## [WHAT YOU NEED TO DO]
Make an exact copy of the listing underneath, skipping each picture.

## [AVAILABLE DATA]
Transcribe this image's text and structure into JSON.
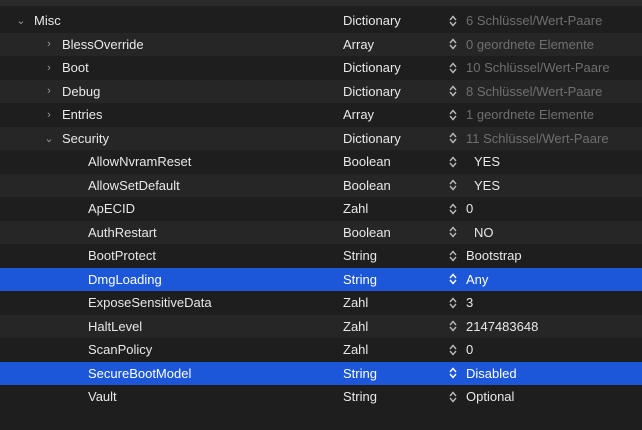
{
  "rows": [
    {
      "key": "Misc",
      "type": "Dictionary",
      "value": "6 Schlüssel/Wert-Paare",
      "disclosure": "expanded",
      "muted": true
    },
    {
      "key": "BlessOverride",
      "type": "Array",
      "value": "0 geordnete Elemente",
      "disclosure": "collapsed",
      "muted": true
    },
    {
      "key": "Boot",
      "type": "Dictionary",
      "value": "10 Schlüssel/Wert-Paare",
      "disclosure": "collapsed",
      "muted": true
    },
    {
      "key": "Debug",
      "type": "Dictionary",
      "value": "8 Schlüssel/Wert-Paare",
      "disclosure": "collapsed",
      "muted": true
    },
    {
      "key": "Entries",
      "type": "Array",
      "value": "1 geordnete Elemente",
      "disclosure": "collapsed",
      "muted": true
    },
    {
      "key": "Security",
      "type": "Dictionary",
      "value": "11 Schlüssel/Wert-Paare",
      "disclosure": "expanded",
      "muted": true
    },
    {
      "key": "AllowNvramReset",
      "type": "Boolean",
      "value": "YES"
    },
    {
      "key": "AllowSetDefault",
      "type": "Boolean",
      "value": "YES"
    },
    {
      "key": "ApECID",
      "type": "Zahl",
      "value": "0"
    },
    {
      "key": "AuthRestart",
      "type": "Boolean",
      "value": "NO"
    },
    {
      "key": "BootProtect",
      "type": "String",
      "value": "Bootstrap"
    },
    {
      "key": "DmgLoading",
      "type": "String",
      "value": "Any",
      "selected": true
    },
    {
      "key": "ExposeSensitiveData",
      "type": "Zahl",
      "value": "3"
    },
    {
      "key": "HaltLevel",
      "type": "Zahl",
      "value": "2147483648"
    },
    {
      "key": "ScanPolicy",
      "type": "Zahl",
      "value": "0"
    },
    {
      "key": "SecureBootModel",
      "type": "String",
      "value": "Disabled",
      "selected": true
    },
    {
      "key": "Vault",
      "type": "String",
      "value": "Optional"
    }
  ],
  "icons": {
    "expanded": "chevron-down-icon",
    "collapsed": "chevron-right-icon",
    "stepper": "stepper-updown-icon"
  },
  "colors": {
    "background": "#1e1e1e",
    "alt_row": "#262626",
    "selection": "#1b57d8",
    "muted_text": "#6f6f6f"
  }
}
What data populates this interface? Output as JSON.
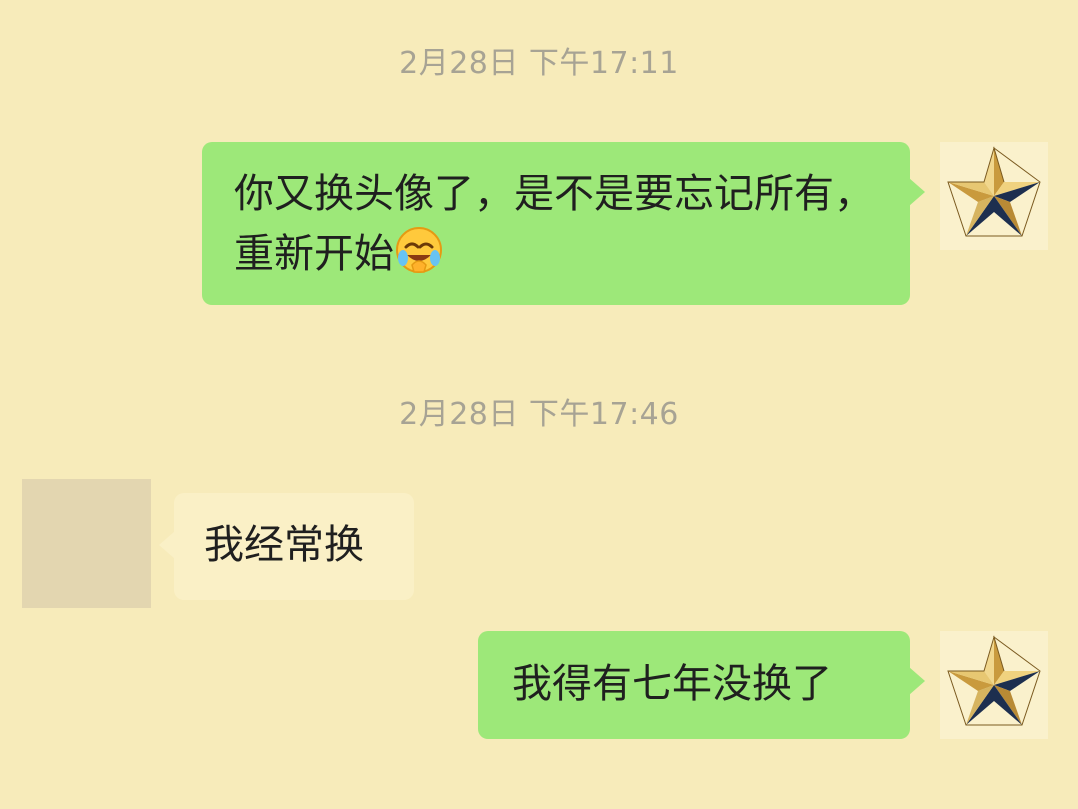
{
  "messages": [
    {
      "timestamp": "2月28日 下午17:11",
      "direction": "outgoing",
      "text": "你又换头像了，是不是要忘记所有，重新开始",
      "emoji": "face-with-tears-of-joy-covering-eyes"
    },
    {
      "timestamp": "2月28日 下午17:46",
      "direction": "incoming",
      "text": "我经常换"
    },
    {
      "direction": "outgoing",
      "text": "我得有七年没换了"
    }
  ],
  "avatars": {
    "me": {
      "icon": "gold-navy-star-icon"
    },
    "them": {
      "icon": "blank-avatar"
    }
  },
  "colors": {
    "background": "#f7ebba",
    "outgoing_bubble": "#9de879",
    "incoming_bubble": "#faf0c6",
    "timestamp_text": "#a7a394",
    "star_gold": "#d6b45f",
    "star_navy": "#1d2f4f"
  }
}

## [EXERCISE OUTPUT]
Transcribe this image's text and structure into JSON.
{
  "rows": [
    {
      "key": "Misc",
      "type": "Dictionary",
      "value": "6 Schlüssel/Wert-Paare",
      "disclosure": "expanded",
      "muted": true
    },
    {
      "key": "BlessOverride",
      "type": "Array",
      "value": "0 geordnete Elemente",
      "disclosure": "collapsed",
      "muted": true
    },
    {
      "key": "Boot",
      "type": "Dictionary",
      "value": "10 Schlüssel/Wert-Paare",
      "disclosure": "collapsed",
      "muted": true
    },
    {
      "key": "Debug",
      "type": "Dictionary",
      "value": "8 Schlüssel/Wert-Paare",
      "disclosure": "collapsed",
      "muted": true
    },
    {
      "key": "Entries",
      "type": "Array",
      "value": "1 geordnete Elemente",
      "disclosure": "collapsed",
      "muted": true
    },
    {
      "key": "Security",
      "type": "Dictionary",
      "value": "11 Schlüssel/Wert-Paare",
      "disclosure": "expanded",
      "muted": true
    },
    {
      "key": "AllowNvramReset",
      "type": "Boolean",
      "value": "YES"
    },
    {
      "key": "AllowSetDefault",
      "type": "Boolean",
      "value": "YES"
    },
    {
      "key": "ApECID",
      "type": "Zahl",
      "value": "0"
    },
    {
      "key": "AuthRestart",
      "type": "Boolean",
      "value": "NO"
    },
    {
      "key": "BootProtect",
      "type": "String",
      "value": "Bootstrap"
    },
    {
      "key": "DmgLoading",
      "type": "String",
      "value": "Any",
      "selected": true
    },
    {
      "key": "ExposeSensitiveData",
      "type": "Zahl",
      "value": "3"
    },
    {
      "key": "HaltLevel",
      "type": "Zahl",
      "value": "2147483648"
    },
    {
      "key": "ScanPolicy",
      "type": "Zahl",
      "value": "0"
    },
    {
      "key": "SecureBootModel",
      "type": "String",
      "value": "Disabled",
      "selected": true
    },
    {
      "key": "Vault",
      "type": "String",
      "value": "Optional"
    }
  ],
  "icons": {
    "expanded": "chevron-down-icon",
    "collapsed": "chevron-right-icon",
    "stepper": "stepper-updown-icon"
  },
  "colors": {
    "background": "#1e1e1e",
    "alt_row": "#262626",
    "selection": "#1b57d8",
    "muted_text": "#6f6f6f"
  }
}
What data populates this interface? Output as JSON.
{
  "messages": [
    {
      "timestamp": "2月28日 下午17:11",
      "direction": "outgoing",
      "text": "你又换头像了，是不是要忘记所有，重新开始",
      "emoji": "face-with-tears-of-joy-covering-eyes"
    },
    {
      "timestamp": "2月28日 下午17:46",
      "direction": "incoming",
      "text": "我经常换"
    },
    {
      "direction": "outgoing",
      "text": "我得有七年没换了"
    }
  ],
  "avatars": {
    "me": {
      "icon": "gold-navy-star-icon"
    },
    "them": {
      "icon": "blank-avatar"
    }
  },
  "colors": {
    "background": "#f7ebba",
    "outgoing_bubble": "#9de879",
    "incoming_bubble": "#faf0c6",
    "timestamp_text": "#a7a394",
    "star_gold": "#d6b45f",
    "star_navy": "#1d2f4f"
  }
}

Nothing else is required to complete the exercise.